Two key features of the ECB's communication with the public and the markets are our Monthly Bulletins and the monthly press conferences. The latter usually directly follow the first Governing Council meeting of each month. By these means we publicly conduct a detailed review of current monetary, financial and other economic developments in the euro area against the background of the strategy. This aims at illustrating the application of the strategy in practice, guiding market expectations. Although the strategy is complex, we generally try to end with an overall assessment which summarises the opinion of the Council on the future situation.
The press conference provides prompt information in an even-handed way, and it offers the opportunity for immediate two-way communication. As far as I am aware, no other central bank regularly communicates with the public in such a prompt and open manner immediately after its monetary policy meetings. We are convinced that this contributes to reducing uncertainty in the markets and thus gives important and clear guidance, also with regard to short-term policy moves.
In this respect, one should recognise that the ECB is facing a completely new environment. We do not only have to decide on the single monetary policy for a new monetary area comprising 11 independent countries, but also to communicate with the public and markets of these 11 countries, which were used to quite different monetary policy strategies and communication policies in the past.
This diversity of monetary history, communication and culture across the euro area obviously constitutes a great challenge for communicating in a comprehensible and transparent way both with the general public and the markets.
Obviously, journalists, financial markets and the public are still in the process of learning the new strategy of monetary policy in the euro area and, over time, the Eurosystem will further improve its communication.
Let me finally address the third part of your question.: ("does more information necessarily mean better guidance?"). I am convinced that it is misleading to assume that more information always means better policy and a clearer guidance to the market. What is important is that the information given to the public is clearly structured and understandable, avoids adding uncertainty and is provided in an even-handed way.

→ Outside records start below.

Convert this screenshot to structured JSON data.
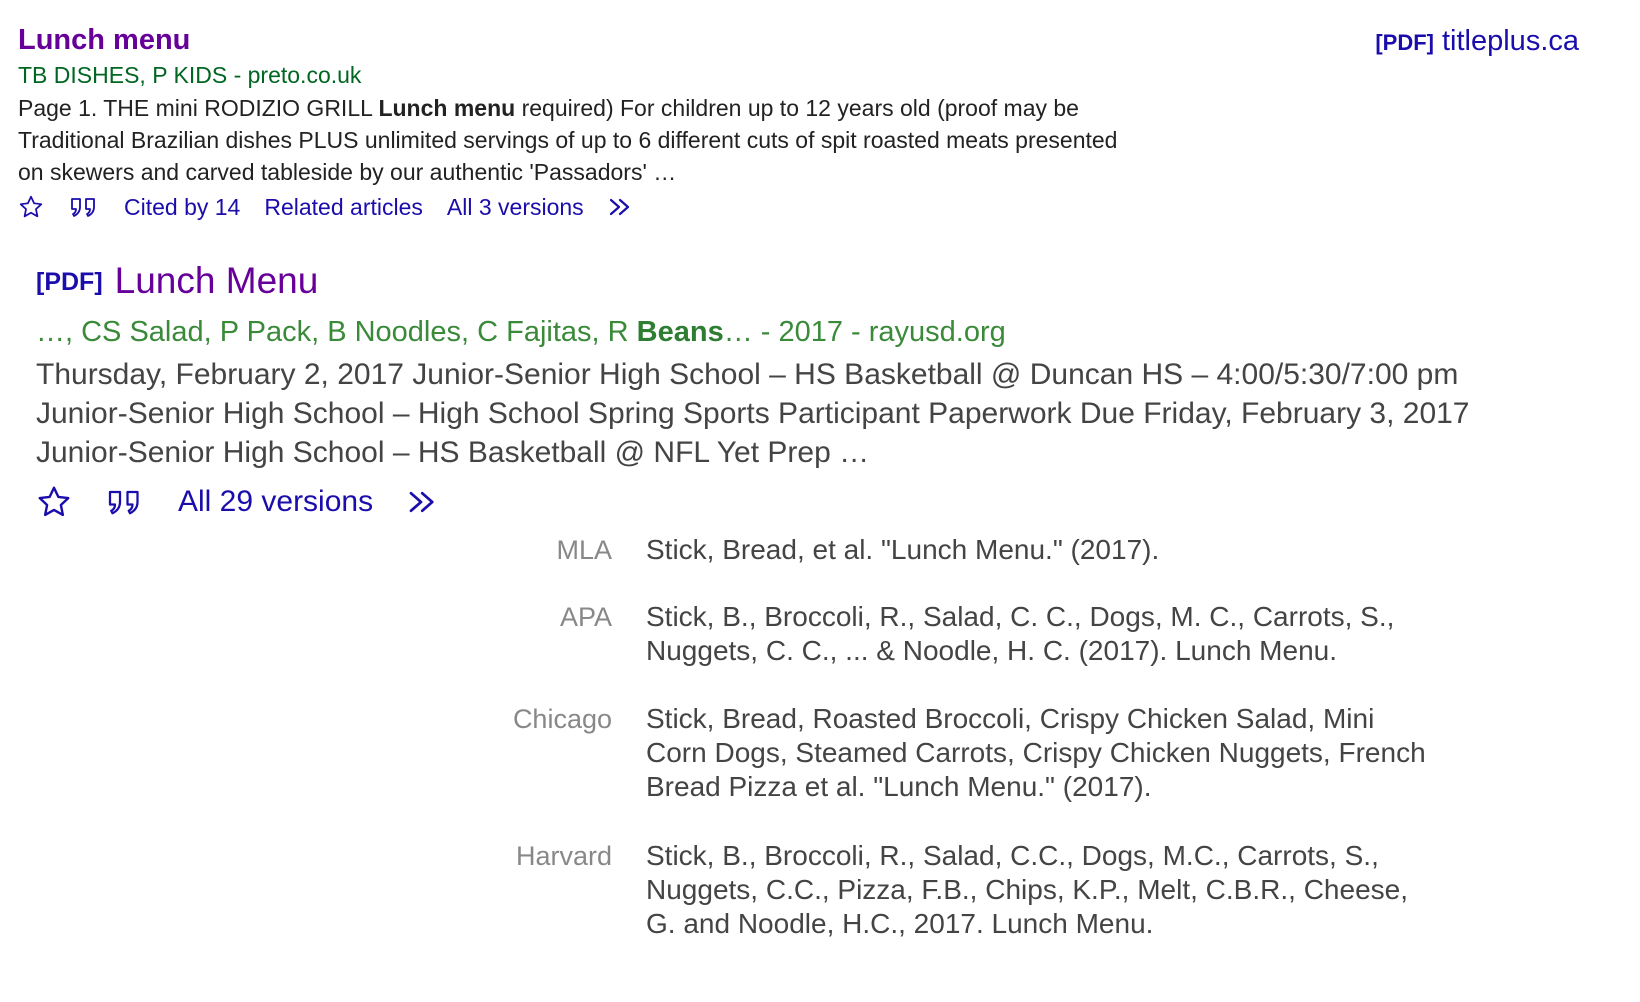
{
  "result1": {
    "title": "Lunch menu",
    "side_pdf_tag": "[PDF]",
    "side_domain": "titleplus.ca",
    "meta": "TB DISHES, P KIDS - preto.co.uk",
    "snippet_pre": "Page 1. THE mini RODIZIO GRILL ",
    "snippet_bold": "Lunch menu",
    "snippet_post": " required) For children up to 12 years old (proof may be Traditional Brazilian dishes PLUS unlimited servings of up to 6 different cuts of spit roasted meats presented on skewers and carved tableside by our authentic 'Passadors' …",
    "cited_by": "Cited by 14",
    "related": "Related articles",
    "versions": "All 3 versions"
  },
  "result2": {
    "pdf_tag": "[PDF]",
    "title": "Lunch Menu",
    "meta_pre": "…, CS Salad, P Pack, B Noodles, C Fajitas, R ",
    "meta_bold": "Beans",
    "meta_post": "… - 2017 - rayusd.org",
    "snippet": "Thursday, February 2, 2017 Junior-Senior High School – HS Basketball @ Duncan HS – 4:00/5:30/7:00 pm Junior-Senior High School – High School Spring Sports Participant Paperwork Due Friday, February 3, 2017 Junior-Senior High School – HS Basketball @ NFL Yet Prep …",
    "versions": "All 29 versions"
  },
  "citations": [
    {
      "style": "MLA",
      "text": "Stick, Bread, et al. \"Lunch Menu.\" (2017)."
    },
    {
      "style": "APA",
      "text": "Stick, B., Broccoli, R., Salad, C. C., Dogs, M. C., Carrots, S., Nuggets, C. C., ... & Noodle, H. C. (2017). Lunch Menu."
    },
    {
      "style": "Chicago",
      "text": "Stick, Bread, Roasted Broccoli, Crispy Chicken Salad, Mini Corn Dogs, Steamed Carrots, Crispy Chicken Nuggets, French Bread Pizza et al. \"Lunch Menu.\" (2017)."
    },
    {
      "style": "Harvard",
      "text": "Stick, B., Broccoli, R., Salad, C.C., Dogs, M.C., Carrots, S., Nuggets, C.C., Pizza, F.B., Chips, K.P., Melt, C.B.R., Cheese, G. and Noodle, H.C., 2017. Lunch Menu."
    }
  ],
  "icons": {
    "save": "star-outline-icon",
    "cite": "quote-icon",
    "more": "double-chevron-right-icon"
  },
  "colors": {
    "link": "#1a0dab",
    "visited_title": "#660099",
    "meta_green": "#006621",
    "citation_text": "#444444",
    "citation_label": "#888888"
  }
}
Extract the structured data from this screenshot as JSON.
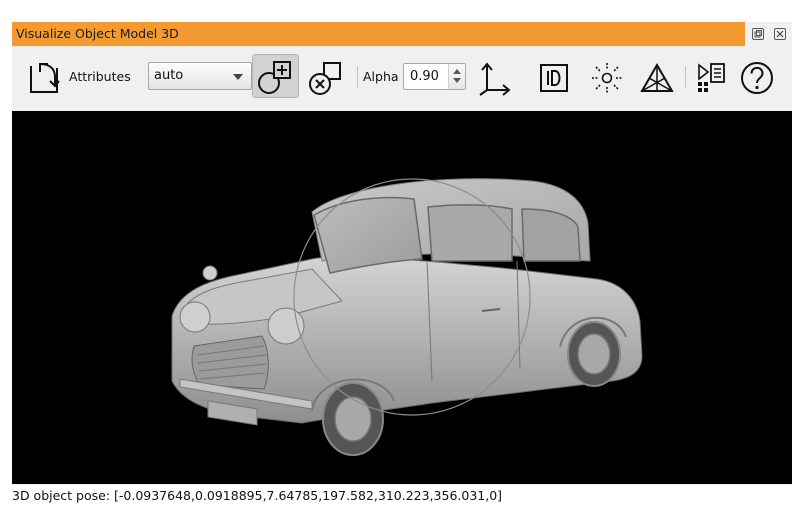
{
  "window": {
    "title": "Visualize Object Model 3D"
  },
  "icons": {
    "float": "float-window-icon",
    "close": "close-window-icon",
    "reset_pose": "reset-pose-icon",
    "add_object": "add-object-icon",
    "remove_object": "remove-object-icon",
    "axes": "axes-icon",
    "show_id": "id-icon",
    "light": "light-icon",
    "triangles": "triangle-mesh-icon",
    "attributes_panel": "attribute-panel-icon",
    "help": "help-icon"
  },
  "toolbar": {
    "attributes_label": "Attributes",
    "attributes_value": "auto",
    "alpha_label": "Alpha",
    "alpha_value": "0.90"
  },
  "status": {
    "pose_text": "3D object pose: [-0.0937648,0.0918895,7.64785,197.582,310.223,356.031,0]"
  },
  "colors": {
    "title_bar": "#f39b31",
    "viewport_background": "#000000",
    "model_color": "#b8b8b8"
  }
}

The Eurosystem's monetary policy strategy has been designed with these aims in mind.
Moreover, as indicated, a high degree of credibility of monetary policy can make a substantial contribution to reducing uncertainty in the markets and is thus a key aim of our policy. What is clearly more important than the amount of information given is that the communication policy, as part of the strategy, is consistent with the structure of the internal decision-making process. I can assure you that this is indeed the case.
During the monthly press conferences, I make an introductory statement summarising the Governing Council's discussions and conclusions before answering questions from journalists. As the statement is agreed, in substance, with all the Council members beforehand, it is similar to what others call minutes. I am convinced that, for the purposes of establishing credibility and reducing uncertainties in the market, informing the public of such an agreed position on the part of the Governing Council is superior to publishing details of a Council discussion which are naturally difficult to assess for those who are not present at the meeting. Moreover, as mentioned, we should not pretend to know more than we do. It is thus important not to try to give guidance when the ECB itself is not sure. I very much agree that giving too much information is not always helpful. I am convinced that the Eurosystem already provides timely, high-frequency information of good quality, but, as I have said, trying to further improve our communications is an ongoing exercise.